Please reproduce the following records exactly, with nothing omitted.

★ ★ ★ ★ ★ ★ ★

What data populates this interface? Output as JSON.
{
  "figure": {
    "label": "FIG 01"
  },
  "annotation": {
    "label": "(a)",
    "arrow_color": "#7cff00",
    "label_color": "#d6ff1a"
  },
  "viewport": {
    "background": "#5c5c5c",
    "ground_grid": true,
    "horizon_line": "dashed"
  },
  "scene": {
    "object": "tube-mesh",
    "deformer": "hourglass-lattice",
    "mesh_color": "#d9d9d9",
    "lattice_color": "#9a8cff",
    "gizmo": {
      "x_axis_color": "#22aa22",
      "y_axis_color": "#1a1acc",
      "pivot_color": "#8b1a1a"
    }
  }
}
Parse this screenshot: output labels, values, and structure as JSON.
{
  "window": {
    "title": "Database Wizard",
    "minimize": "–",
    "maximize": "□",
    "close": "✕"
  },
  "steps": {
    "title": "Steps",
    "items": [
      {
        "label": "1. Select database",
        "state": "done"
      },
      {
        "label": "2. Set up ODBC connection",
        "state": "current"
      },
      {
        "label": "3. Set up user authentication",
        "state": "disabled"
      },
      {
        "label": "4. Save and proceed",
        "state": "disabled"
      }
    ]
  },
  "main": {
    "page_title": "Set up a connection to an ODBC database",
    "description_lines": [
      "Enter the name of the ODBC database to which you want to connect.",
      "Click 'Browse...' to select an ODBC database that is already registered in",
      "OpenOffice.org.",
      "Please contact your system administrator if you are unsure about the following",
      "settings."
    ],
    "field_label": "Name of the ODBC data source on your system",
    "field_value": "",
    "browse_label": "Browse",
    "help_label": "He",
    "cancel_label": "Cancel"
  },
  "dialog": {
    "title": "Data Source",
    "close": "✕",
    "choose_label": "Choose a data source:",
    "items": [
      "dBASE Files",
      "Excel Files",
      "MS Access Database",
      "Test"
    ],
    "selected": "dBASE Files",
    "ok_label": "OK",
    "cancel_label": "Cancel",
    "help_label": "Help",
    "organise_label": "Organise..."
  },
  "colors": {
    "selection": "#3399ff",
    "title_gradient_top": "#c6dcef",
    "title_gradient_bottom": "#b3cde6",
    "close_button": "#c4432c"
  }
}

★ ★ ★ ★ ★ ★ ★

ANSWER BELOW.
What data populates this interface? Output as JSON.
{
  "figure": {
    "label": "FIG 01"
  },
  "annotation": {
    "label": "(a)",
    "arrow_color": "#7cff00",
    "label_color": "#d6ff1a"
  },
  "viewport": {
    "background": "#5c5c5c",
    "ground_grid": true,
    "horizon_line": "dashed"
  },
  "scene": {
    "object": "tube-mesh",
    "deformer": "hourglass-lattice",
    "mesh_color": "#d9d9d9",
    "lattice_color": "#9a8cff",
    "gizmo": {
      "x_axis_color": "#22aa22",
      "y_axis_color": "#1a1acc",
      "pivot_color": "#8b1a1a"
    }
  }
}
Parse this screenshot: output labels, values, and structure as JSON.
{
  "window": {
    "title": "Database Wizard",
    "minimize": "–",
    "maximize": "□",
    "close": "✕"
  },
  "steps": {
    "title": "Steps",
    "items": [
      {
        "label": "1. Select database",
        "state": "done"
      },
      {
        "label": "2. Set up ODBC connection",
        "state": "current"
      },
      {
        "label": "3. Set up user authentication",
        "state": "disabled"
      },
      {
        "label": "4. Save and proceed",
        "state": "disabled"
      }
    ]
  },
  "main": {
    "page_title": "Set up a connection to an ODBC database",
    "description_lines": [
      "Enter the name of the ODBC database to which you want to connect.",
      "Click 'Browse...' to select an ODBC database that is already registered in",
      "OpenOffice.org.",
      "Please contact your system administrator if you are unsure about the following",
      "settings."
    ],
    "field_label": "Name of the ODBC data source on your system",
    "field_value": "",
    "browse_label": "Browse",
    "help_label": "He",
    "cancel_label": "Cancel"
  },
  "dialog": {
    "title": "Data Source",
    "close": "✕",
    "choose_label": "Choose a data source:",
    "items": [
      "dBASE Files",
      "Excel Files",
      "MS Access Database",
      "Test"
    ],
    "selected": "dBASE Files",
    "ok_label": "OK",
    "cancel_label": "Cancel",
    "help_label": "Help",
    "organise_label": "Organise..."
  },
  "colors": {
    "selection": "#3399ff",
    "title_gradient_top": "#c6dcef",
    "title_gradient_bottom": "#b3cde6",
    "close_button": "#c4432c"
  }
}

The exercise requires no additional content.